— Task statement —
Each line of the data below that contains "Szymona" must be copied.

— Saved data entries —
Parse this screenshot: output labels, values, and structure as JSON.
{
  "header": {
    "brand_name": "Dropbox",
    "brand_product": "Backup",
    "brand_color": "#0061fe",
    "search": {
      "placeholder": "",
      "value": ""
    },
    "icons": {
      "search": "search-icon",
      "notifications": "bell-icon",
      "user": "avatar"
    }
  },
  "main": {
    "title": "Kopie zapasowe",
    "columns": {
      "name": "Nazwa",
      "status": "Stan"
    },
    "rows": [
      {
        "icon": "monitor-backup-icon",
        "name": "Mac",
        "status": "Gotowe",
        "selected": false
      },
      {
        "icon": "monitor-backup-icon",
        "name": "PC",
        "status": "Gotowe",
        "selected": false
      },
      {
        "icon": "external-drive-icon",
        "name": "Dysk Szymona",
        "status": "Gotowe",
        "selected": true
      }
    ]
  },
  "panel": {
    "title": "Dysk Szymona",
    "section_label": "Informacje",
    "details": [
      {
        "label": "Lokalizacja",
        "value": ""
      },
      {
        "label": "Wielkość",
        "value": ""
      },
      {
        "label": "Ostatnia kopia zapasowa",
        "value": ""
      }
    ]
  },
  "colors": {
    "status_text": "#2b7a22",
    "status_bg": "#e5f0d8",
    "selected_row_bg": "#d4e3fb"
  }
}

— Finished task —
        "name": "Dysk Szymona",
    "title": "Dysk Szymona",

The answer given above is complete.